The subject of climate litigation was also highlighted through events that introduced topics such as combating land grabbing in the Amazon, climate damage and land planning for zero deforestation. Among the partners who participated were CPI/PUC-Rio, Imazon, Ipam and CCCA (Center for Climate Crime Analysis). Other grantees also took part in a parallel event to the Dialogues, such as the 1st Judicial Summit of the Amazon Region, organized by the CNJ (National Council of Justice) and the Court of Appeals of Pará. The meeting contributed to mobilizing the environmental and climate agenda in the Judiciary of Pará.

Panel Climate damage and territory: perspective of justice for the people of the Amazon / Credit: Linkedin Ciro Brito

Food Systems was also a recurring topic and iCS grantees actively participated, highlighting Cátedra Josué de Castro, Imaflora, Instituto Comida do Amanhã, Instituto Regenera e Fronteiras do Desenvolvimento, and Instituto Fome Zero. While the first two promoted parallel events and placed the issue of livestock farming at the center of the debate about the development and deforestation in the Amazon, Comida do Amanhã, Regenera and Fronteiras held debates with representatives from several Amazon Region City Halls about the role of local food policies and food security.

The high level of food insecurity in the Amazon Region as a whole, not just the Brazilian Amazon, and which affects everything from indigenous peoples to small farmers, was highlighted in the participation of Fome Zero. iCS and its partners were also able to mobilize more than 300 people from the Movement of Small Farmers (MPA) and from CONTAG, who attended the plenary sessions about agriculture and food security, demanding the urgency of the land regularization in the region, the defense of rights and greater assistance for small farmers.

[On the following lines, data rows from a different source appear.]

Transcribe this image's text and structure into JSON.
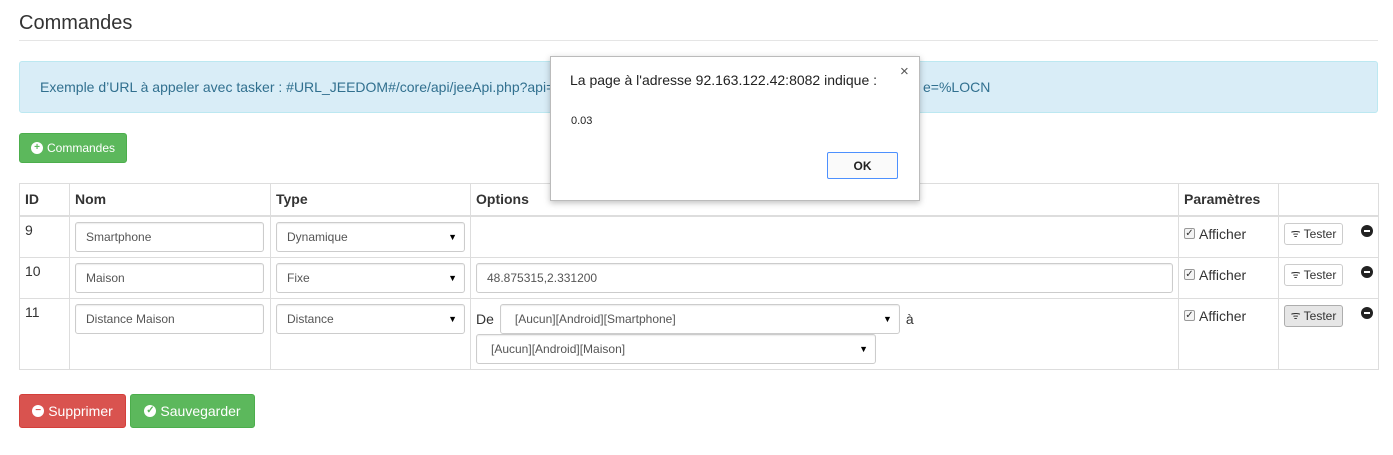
{
  "page": {
    "title": "Commandes"
  },
  "info": {
    "text_left": "Exemple d’URL à appeler avec tasker : #URL_JEEDOM#/core/api/jeeApi.php?api=",
    "text_right": "e=%LOCN"
  },
  "buttons": {
    "add": "Commandes",
    "delete": "Supprimer",
    "save": "Sauvegarder"
  },
  "table": {
    "headers": [
      "ID",
      "Nom",
      "Type",
      "Options",
      "Paramètres",
      ""
    ],
    "rows": [
      {
        "id": "9",
        "name": "Smartphone",
        "type": "Dynamique",
        "options": "",
        "afficher": "Afficher",
        "test": "Tester"
      },
      {
        "id": "10",
        "name": "Maison",
        "type": "Fixe",
        "options": "48.875315,2.331200",
        "afficher": "Afficher",
        "test": "Tester"
      },
      {
        "id": "11",
        "name": "Distance Maison",
        "type": "Distance",
        "from_label": "De",
        "from": "[Aucun][Android][Smartphone]",
        "to_label": "à",
        "to": "[Aucun][Android][Maison]",
        "afficher": "Afficher",
        "test": "Tester"
      }
    ]
  },
  "dialog": {
    "message": "La page à l'adresse 92.163.122.42:8082 indique :",
    "value": "0.03",
    "ok": "OK",
    "close": "×"
  },
  "icons": {
    "caret": "▼",
    "check": "✓",
    "rss": "rss-icon",
    "remove": "minus-circle-icon"
  },
  "colors": {
    "success": "#5cb85c",
    "danger": "#d9534f",
    "info_bg": "#d9edf7",
    "info_text": "#31708f"
  }
}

From a foreign policy point of view, iCS organized the meeting of civil society with Simon Stiell, the executive secretary of the UNFCCC. This involved approximately 30 people from different networks of organizations in order to discuss the preparations for COP28, already with an eye on COP30, which will take place in Belém, in Brazil, in 2025. Local movements spoke to Simon about the need to ensure the effective participation in the official spaces of negotiation and to guarantee the necessary conditions so that civil society can prepare appropriately as the host of COP30.

Meeting of civil society with Simon Stiell / Credit: Liliane Moreira

The Institute also participated in a dialogue process led by Brazilian civil society and philanthropic organizations. Entitled “From the Declaration of Belém to COP30,” it discussed the role of Amazonian civil society and the rest of the country in the preparation for all the international situations that are on their way. iCS grantees, such as LaClima and Plataforma Cipó, made important contributions.

Finally, the group Vozes da Amazônia worked on four themes during the period of the Amazon Dialogues + Summit: combating the oil exploration in the Foz do Amazonas; combating the Time Frame; Influence of Civil Society at COP30; and agendas and demands related to the Urban Amazon. In addition to the online actions, Vozes held in-person events, such as a bicycle ride protest, flyposting, marches and artivism actions. In total, there were 17 actions and events, organized by the grantees CoJovem, Lab da Cidade, Utopia Negra, Associação Gira Mundo, Obs do Marajó, Engajamundo, Instituto Update, Intervozes, Mapinguari and Arayara.

In-person event / Credit: Disclosure

Latest blog posts